April 30, 2016 FPI | Food Prices Go Down as Turkish and Iranian Floodgates Open
28 April 2016

According to data from the last two weeks of April, retail food prices are down 4.6% y/y (compared to April 2015) and 0.6% m/m (compared to March 2016). During these two weeks, we have seen the biggest drops in the prices of eggplants (21.4%), buckwheat (9.4%), and tomato (9.0%). Only one (!) product increased in price during this period: greens (up 3.8%).

Georgian Consumers Will Celebrate All the Way to the Easter Table

Traditional Georgian households have been fasting the last few weeks, which implied reduced consumption of sugar, eggs, dairy products, fish, and meat. Lower demand may have been a factor in keeping food prices at bay, however, the downward trend in prices started more than a month before the Great Lent, in February 2016. This trend has little to do with Georgian religious traditions. Rather, it is best explained by the resetting of Georgia’s economic relations with Iran, on the one hand, and its role as a temporary buffer for Russia-banned Turkish products, on the other.

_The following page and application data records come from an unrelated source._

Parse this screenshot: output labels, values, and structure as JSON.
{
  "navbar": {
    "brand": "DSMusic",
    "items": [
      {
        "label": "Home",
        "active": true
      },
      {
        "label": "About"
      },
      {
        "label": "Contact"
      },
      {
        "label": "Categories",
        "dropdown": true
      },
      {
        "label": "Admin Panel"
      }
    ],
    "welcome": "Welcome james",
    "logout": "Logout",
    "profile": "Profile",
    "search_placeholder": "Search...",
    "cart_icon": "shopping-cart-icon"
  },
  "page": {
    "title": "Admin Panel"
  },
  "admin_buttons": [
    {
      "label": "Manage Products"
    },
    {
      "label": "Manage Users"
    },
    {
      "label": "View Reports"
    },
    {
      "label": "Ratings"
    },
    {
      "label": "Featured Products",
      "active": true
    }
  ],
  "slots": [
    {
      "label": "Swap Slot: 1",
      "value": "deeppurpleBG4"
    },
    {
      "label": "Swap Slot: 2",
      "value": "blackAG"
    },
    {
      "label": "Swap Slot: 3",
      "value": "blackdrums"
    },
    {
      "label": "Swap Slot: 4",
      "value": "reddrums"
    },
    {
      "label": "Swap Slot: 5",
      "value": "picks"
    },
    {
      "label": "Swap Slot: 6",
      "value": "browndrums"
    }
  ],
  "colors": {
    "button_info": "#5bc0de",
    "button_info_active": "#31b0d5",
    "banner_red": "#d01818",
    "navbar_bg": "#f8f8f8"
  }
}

For now, Georgian consumers emerge as the clear victors of these external geopolitical developments. A few fresh food prices have been slashed by more than 50% y/y. Even the cheapest networks became slightly cheaper. Hard-pressed by their competitors, the most expensive retailers had to make drastic adjustments, leading to a convergence in prices. By mid-April, the gap between the priciest and cheapest retail chains reached its historical minimum since FPI’s launch in fall 2014. This is excellent news given that this Sunday Georgian families will be gathering around the Easter table for a special meal to break the fast.

As shown in the chart, the y/y downward trend in food prices is driven mostly by vegetables and fruits, with some of them losing more than half of their price over the last 12 months. Garlic (up 33.5%) is an interesting outlier.